If you’ve watched the postgame press conferences for Leonard these Finals, you have noticed he’s wearing gear with his “Klaw” logo on it.

Leonard cares enough about that logo (and his brand) to sue Nike to get control of it, as first reported by Matthew Kish of the Portland Business Journal (hat tip to Marc Stein of the New York Times).

From the story about the lawsuit, filed in Southern California.

In the nine-page lawsuit, Leonard claims the logo is an extension of drawings he started making early in his college career and he gave Nike permission to use the logo “on certain merchandise” when he had an endorsement deal with Nike. Leonard claims Nike filed an application for copyright registration for the logo without his consent.

Leonard left Nike for New Balance when his endorsement contract was up, undoubtedly he and his new shoe company would like to use that logo on apparel and shoes.

The logo matters so much to Leonard that the Clippers — trying to recruit Leonard as a free agent — looked into buying it off Nike, something Stein already reported. Nike said no to the idea, which would have been a major salary cap violation anyway.

This lawsuit likely is trying to force a settlement where Nike would sell the logo to Leonard. As an attorney friend once told me, everything can be settled for the right price. The question for Nike and Leonard is can they get close to a price.

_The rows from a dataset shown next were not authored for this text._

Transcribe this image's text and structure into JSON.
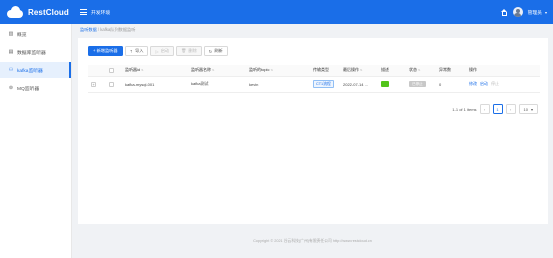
{
  "header": {
    "brand": "RestCloud",
    "env": "开发环境",
    "user": "管理员",
    "caret": "▾"
  },
  "sidebar": {
    "items": [
      {
        "label": "概览",
        "icon": "chart-icon",
        "glyph": "▥"
      },
      {
        "label": "数据库监听器",
        "icon": "database-icon",
        "glyph": "▤"
      },
      {
        "label": "kafka监听器",
        "icon": "kafka-icon",
        "glyph": "⚇"
      },
      {
        "label": "MQ监听器",
        "icon": "mq-icon",
        "glyph": "⊚"
      }
    ]
  },
  "breadcrumb": {
    "root": "监听数据",
    "sep": " / ",
    "current": "kafka队列数据监听"
  },
  "toolbar": {
    "add": "+ 新增监听器",
    "import": "导入",
    "start": "启动",
    "delete": "删除",
    "refresh": "刷新"
  },
  "table": {
    "columns": [
      "",
      "",
      "监听器id",
      "监听器名称",
      "监听的topic",
      "传输类型",
      "最后操作",
      "描述",
      "状态",
      "异常数",
      "操作"
    ],
    "rows": [
      {
        "expand": "+",
        "id": "kafka-mysql-001",
        "name": "kafka测试",
        "topic": "kevin",
        "type": "CT1流程",
        "last": "2022-07-14 ...",
        "desc": "",
        "desc_status": "",
        "status": "已停止",
        "errors": "0",
        "ops": [
          "修改",
          "启动",
          "停止"
        ]
      }
    ]
  },
  "pagination": {
    "summary": "1-1 of 1 items",
    "prev": "‹",
    "page": "1",
    "next": "›",
    "size": "10",
    "size_caret": "▾"
  },
  "footer": {
    "text": "Copyright © 2021   谷云科技(广州)有限责任公司   http://www.restcloud.cn"
  },
  "colors": {
    "primary": "#1a6ee8",
    "success": "#52c41a",
    "muted": "#c8c8c8"
  }
}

What does this mean for Leonard and where he might play next season? Nothing. He’d want control over the logo no matter what decision he makes. It certainly matters less than if he did buy property in Toronto.